In no other industry is a worker’s attire as important as it is in the construction industry. Construction worker’s dress directly affects and impacts on their health and safety which is why it is so important.
Workers should take into consideration the weather, the state of the site and the hazards it presents as well as their specific work tasks when considering what to wear.
In hot weather workers should wear loose fitting, flowing clothing and sunblock to protect themselves from the sun and in winter they need to dress for protection from the cold, as well as other adverse conditions such as rain, snow or sleet. These weather conditions bring their own hazards which need to be managed accordingly.
Additionally workers need to wear the appropriate PPE as advised by the site’s controllers including:
A worker’s head is extremely vulnerable on a construction site because the risk of falling and bumping your head or being hit with a falling object is great and can result in injury and death. Workers should wear hard hats where there is potential for objects falling from above, bumps to their heads from fixed objects, or of accidental head contact with electrical hazards.
Hard hats should routinely inspected for dents, cracks or deterioration and should be kept in good condition and replaced when necessary, free of charge by the employer. Hard hats should be replaced after a heavy blow or electrical shock. Hard hats should be maintained in good condition.
Eye and Face Protection
Safety glasses or face shields should be worn anytime work operations can cause foreign objects getting into the eye such as during welding, cutting, grinding, nailing (or when working with concrete and/or harmful chemicals or when exposed to flying particles). Eye and face protectors should be selected based on the hazards that have been identified and assessed. Safety glasses or face shields are worn when exposed to any electrical hazards including work on energized electrical systems.
Construction workers should wear work shoes or boots with slip-resistant and puncture-resistant soles because the risk of slips, trips and falls is great and the injury even more severe. Safety-toed footwear is worn to prevent crushed toes when working around heavy equipment or falling objects.
If workers are expected to wear safety gloves, they should fit snugly. Workers wear the right gloves for the job. For example, heavy-duty rubber gloves for concrete work, welding gloves for welding, insulated gloves and sleeves when exposed to electrical hazards. Your training will provide the information needed in determining the PPE necessary.
Not only must PPE be provided by employers, but training and instruction on the correct use must also be provided. Workers have the responsibility of ensuring they utilise, correctly the PPE that is provided to them, for their own safety.

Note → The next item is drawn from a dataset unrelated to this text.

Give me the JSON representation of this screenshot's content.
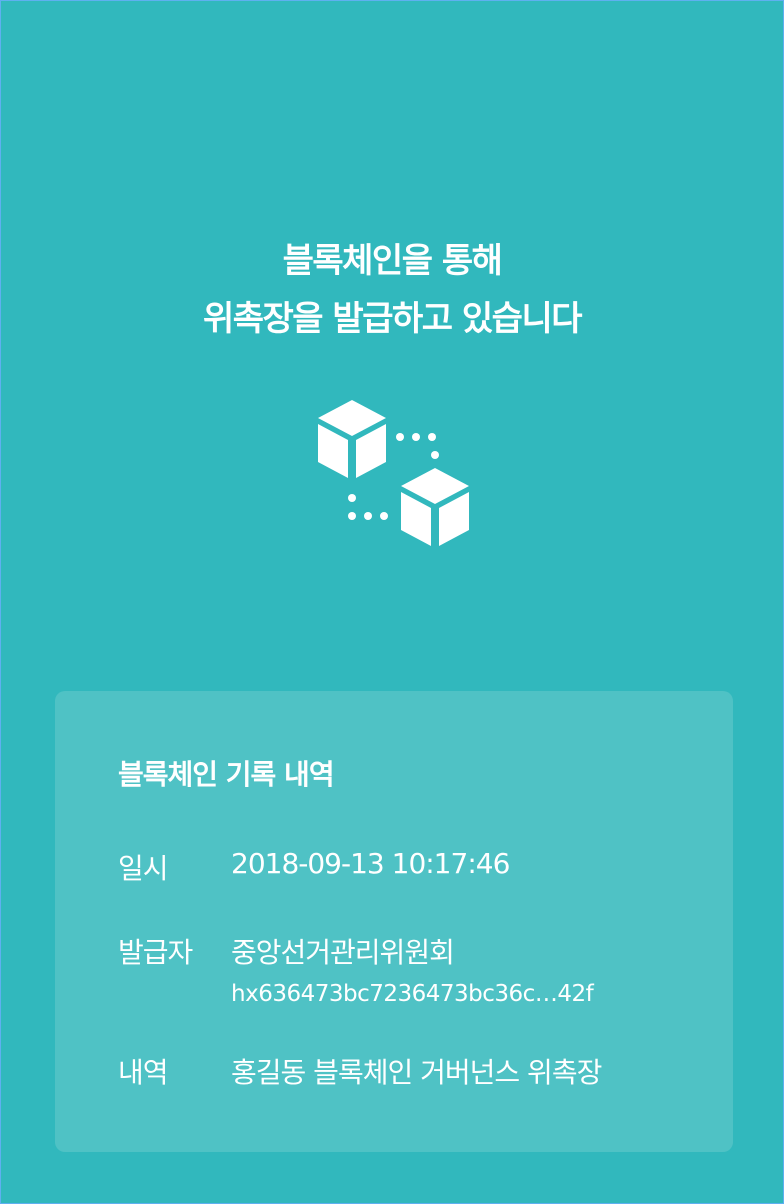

Using personal protective equipment requires hazard awareness and training on the part of the user. It should be remembered that PPE cannot stop an incident from occurring, but is the last line of defence and can minimize the injuries sustained by workers during incidents.